● **DIRECTIONS**: When the string "icon" occurs in a line of the records, show that line.

● **Items from an interface collection**:
========================
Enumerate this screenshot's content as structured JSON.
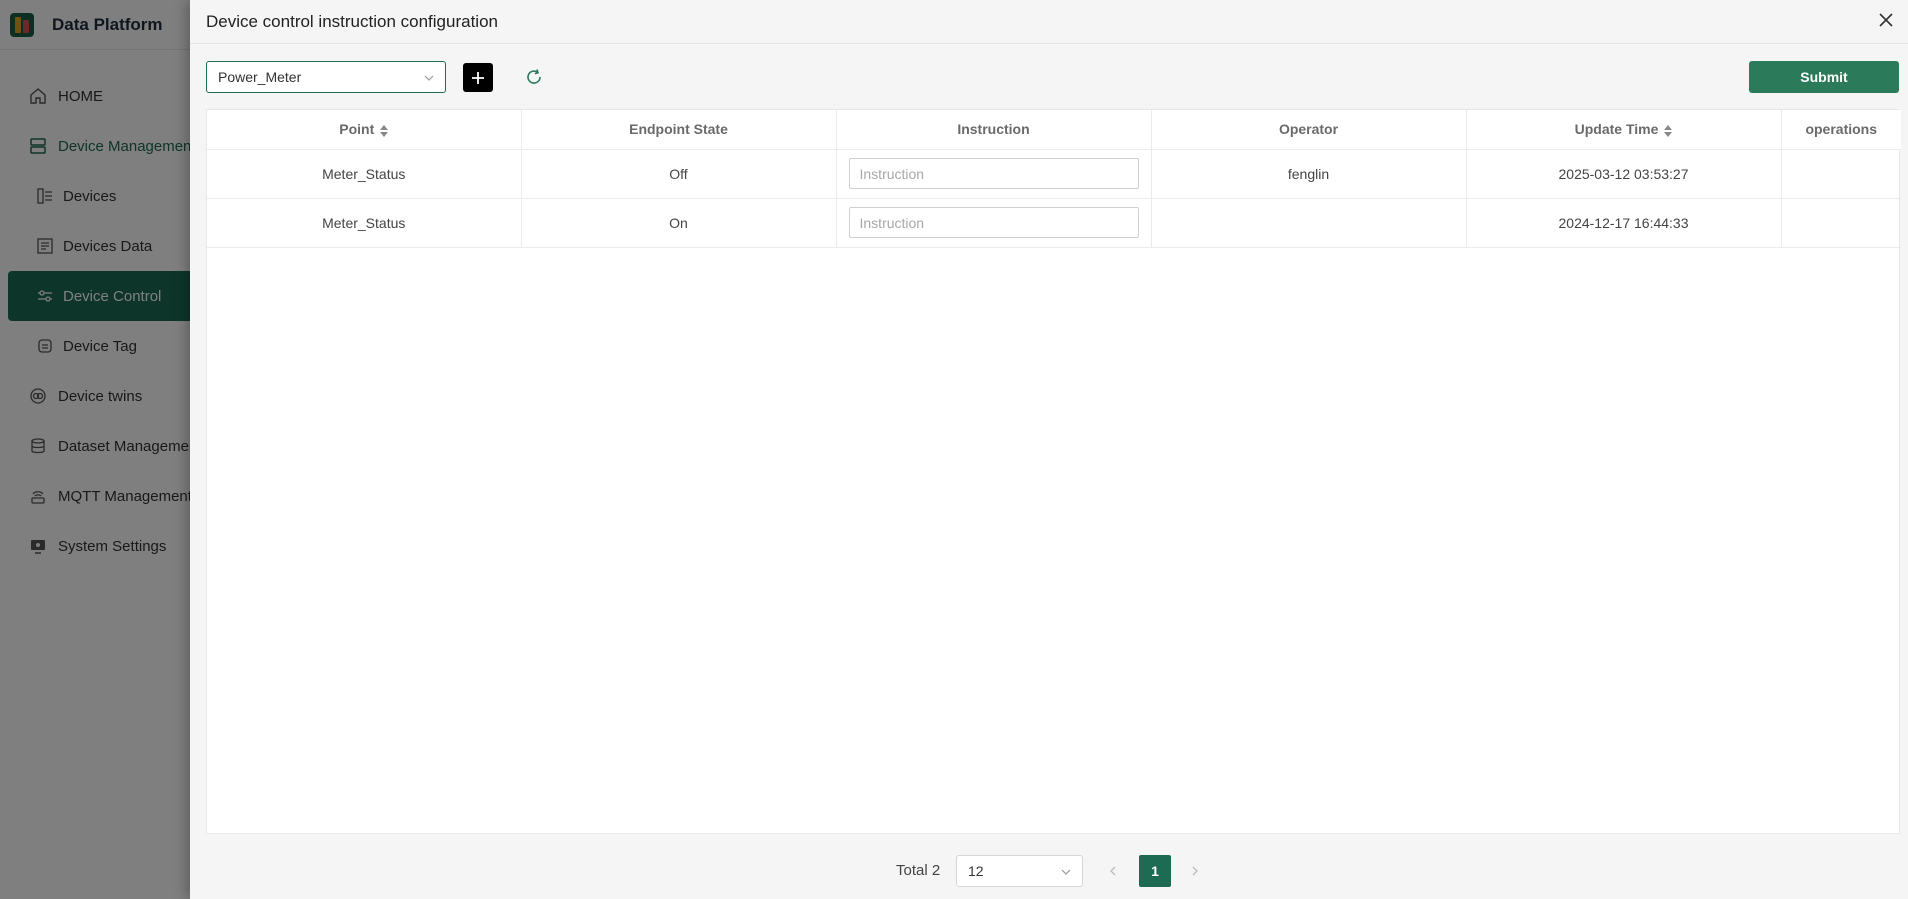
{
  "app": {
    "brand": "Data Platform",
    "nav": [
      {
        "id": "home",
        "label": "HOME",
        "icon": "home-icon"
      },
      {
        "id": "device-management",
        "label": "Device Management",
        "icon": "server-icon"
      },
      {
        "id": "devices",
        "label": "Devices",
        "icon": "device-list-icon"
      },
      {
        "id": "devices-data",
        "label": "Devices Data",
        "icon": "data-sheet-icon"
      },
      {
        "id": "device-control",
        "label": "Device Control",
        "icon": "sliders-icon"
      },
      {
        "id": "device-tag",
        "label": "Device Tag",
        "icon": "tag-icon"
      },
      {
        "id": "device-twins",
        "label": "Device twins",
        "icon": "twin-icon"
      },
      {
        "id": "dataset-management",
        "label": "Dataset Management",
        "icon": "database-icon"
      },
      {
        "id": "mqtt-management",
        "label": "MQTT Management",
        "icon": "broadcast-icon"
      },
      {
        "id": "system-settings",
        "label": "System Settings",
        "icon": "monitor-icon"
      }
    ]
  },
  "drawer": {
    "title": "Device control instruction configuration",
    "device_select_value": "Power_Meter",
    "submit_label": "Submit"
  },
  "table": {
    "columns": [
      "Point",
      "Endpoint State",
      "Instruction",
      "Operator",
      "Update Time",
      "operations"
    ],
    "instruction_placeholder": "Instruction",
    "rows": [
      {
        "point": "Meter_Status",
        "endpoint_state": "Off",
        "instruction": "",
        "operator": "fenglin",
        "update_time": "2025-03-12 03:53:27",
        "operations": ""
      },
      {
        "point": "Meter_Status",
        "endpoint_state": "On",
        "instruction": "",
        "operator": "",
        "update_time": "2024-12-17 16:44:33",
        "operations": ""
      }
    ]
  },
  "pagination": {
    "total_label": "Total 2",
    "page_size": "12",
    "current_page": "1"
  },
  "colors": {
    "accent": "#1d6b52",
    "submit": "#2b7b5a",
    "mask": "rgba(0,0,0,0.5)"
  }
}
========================
● **WRITTEN SOLUTION**:
        "icon": "home-icon"
        "icon": "server-icon"
        "icon": "device-list-icon"
        "icon": "data-sheet-icon"
        "icon": "sliders-icon"
        "icon": "tag-icon"
        "icon": "twin-icon"
        "icon": "database-icon"
        "icon": "broadcast-icon"
        "icon": "monitor-icon"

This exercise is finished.